▸ Exercise
Repeat every entry exactly. Do not include the pictures.

▸ Records provided

- - -

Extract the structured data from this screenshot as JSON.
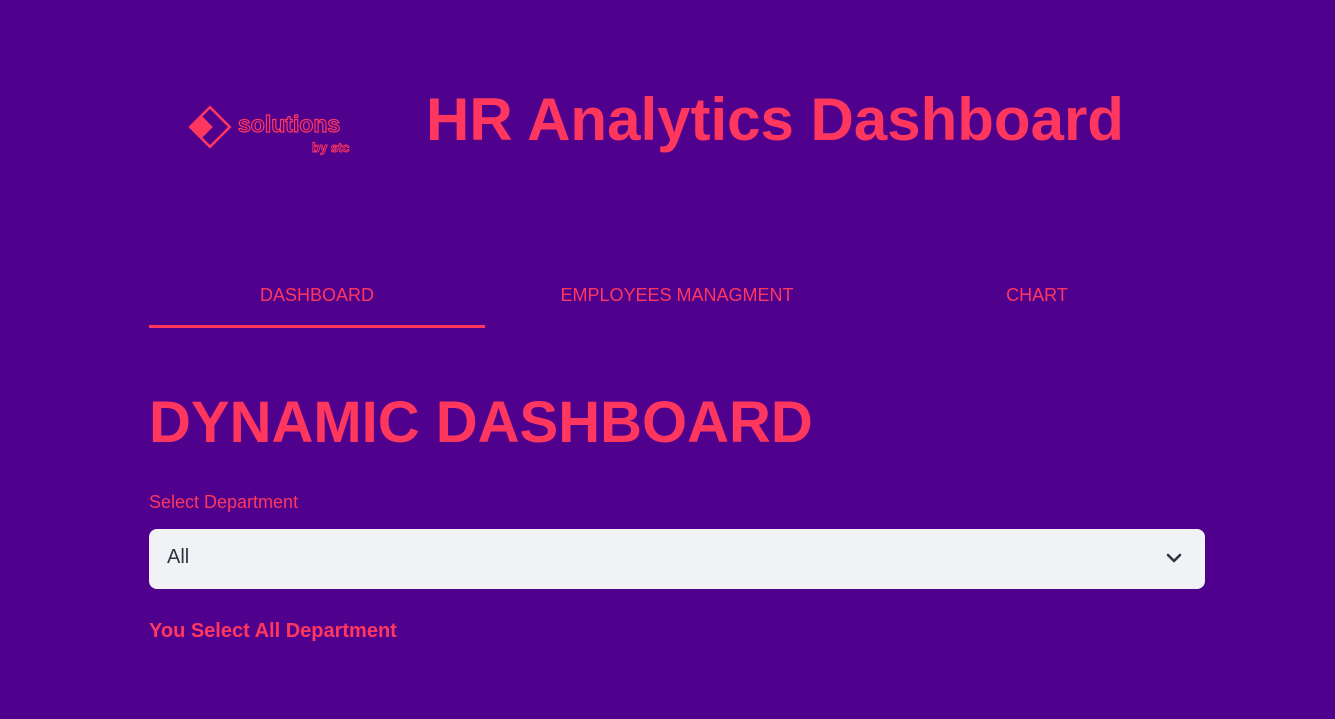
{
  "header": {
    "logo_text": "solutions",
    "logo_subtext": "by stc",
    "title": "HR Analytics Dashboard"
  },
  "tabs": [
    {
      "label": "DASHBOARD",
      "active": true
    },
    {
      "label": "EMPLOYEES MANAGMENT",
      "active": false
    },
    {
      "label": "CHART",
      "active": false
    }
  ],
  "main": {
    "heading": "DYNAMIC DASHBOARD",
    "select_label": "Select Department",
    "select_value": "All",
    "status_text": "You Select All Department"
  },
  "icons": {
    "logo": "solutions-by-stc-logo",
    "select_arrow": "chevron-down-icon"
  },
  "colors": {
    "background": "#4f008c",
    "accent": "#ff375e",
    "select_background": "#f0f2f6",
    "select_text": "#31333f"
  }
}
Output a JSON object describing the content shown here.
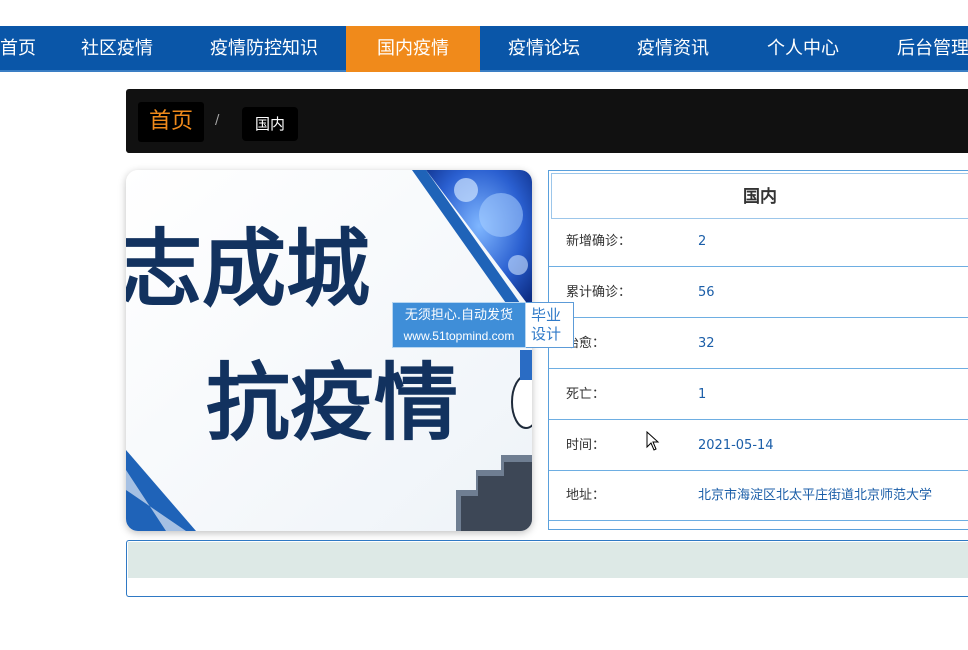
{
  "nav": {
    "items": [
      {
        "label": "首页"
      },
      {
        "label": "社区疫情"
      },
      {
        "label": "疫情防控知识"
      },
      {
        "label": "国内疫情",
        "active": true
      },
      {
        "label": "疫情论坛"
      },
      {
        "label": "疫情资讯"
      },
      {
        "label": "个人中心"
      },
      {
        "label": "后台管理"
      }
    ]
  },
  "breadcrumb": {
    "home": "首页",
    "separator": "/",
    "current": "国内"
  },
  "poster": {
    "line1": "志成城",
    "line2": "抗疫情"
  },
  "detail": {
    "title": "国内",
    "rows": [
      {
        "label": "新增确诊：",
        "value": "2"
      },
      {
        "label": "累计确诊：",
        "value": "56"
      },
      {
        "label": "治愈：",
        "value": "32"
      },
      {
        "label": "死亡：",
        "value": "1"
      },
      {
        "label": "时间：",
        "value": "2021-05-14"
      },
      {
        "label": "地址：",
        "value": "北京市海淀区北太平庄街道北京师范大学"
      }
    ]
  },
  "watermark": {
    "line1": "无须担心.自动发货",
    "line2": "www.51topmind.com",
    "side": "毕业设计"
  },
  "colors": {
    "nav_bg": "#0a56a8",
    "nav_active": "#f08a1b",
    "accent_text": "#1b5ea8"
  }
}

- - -

▸ Answer to this problem
Extract the structured data from this screenshot as JSON.
{
  "header": {
    "logo_text": "solutions",
    "logo_subtext": "by stc",
    "title": "HR Analytics Dashboard"
  },
  "tabs": [
    {
      "label": "DASHBOARD",
      "active": true
    },
    {
      "label": "EMPLOYEES MANAGMENT",
      "active": false
    },
    {
      "label": "CHART",
      "active": false
    }
  ],
  "main": {
    "heading": "DYNAMIC DASHBOARD",
    "select_label": "Select Department",
    "select_value": "All",
    "status_text": "You Select All Department"
  },
  "icons": {
    "logo": "solutions-by-stc-logo",
    "select_arrow": "chevron-down-icon"
  },
  "colors": {
    "background": "#4f008c",
    "accent": "#ff375e",
    "select_background": "#f0f2f6",
    "select_text": "#31333f"
  }
}
Output a JSON object describing the content shown here.
{
  "nav": {
    "items": [
      {
        "label": "首页"
      },
      {
        "label": "社区疫情"
      },
      {
        "label": "疫情防控知识"
      },
      {
        "label": "国内疫情",
        "active": true
      },
      {
        "label": "疫情论坛"
      },
      {
        "label": "疫情资讯"
      },
      {
        "label": "个人中心"
      },
      {
        "label": "后台管理"
      }
    ]
  },
  "breadcrumb": {
    "home": "首页",
    "separator": "/",
    "current": "国内"
  },
  "poster": {
    "line1": "志成城",
    "line2": "抗疫情"
  },
  "detail": {
    "title": "国内",
    "rows": [
      {
        "label": "新增确诊：",
        "value": "2"
      },
      {
        "label": "累计确诊：",
        "value": "56"
      },
      {
        "label": "治愈：",
        "value": "32"
      },
      {
        "label": "死亡：",
        "value": "1"
      },
      {
        "label": "时间：",
        "value": "2021-05-14"
      },
      {
        "label": "地址：",
        "value": "北京市海淀区北太平庄街道北京师范大学"
      }
    ]
  },
  "watermark": {
    "line1": "无须担心.自动发货",
    "line2": "www.51topmind.com",
    "side": "毕业设计"
  },
  "colors": {
    "nav_bg": "#0a56a8",
    "nav_active": "#f08a1b",
    "accent_text": "#1b5ea8"
  }
}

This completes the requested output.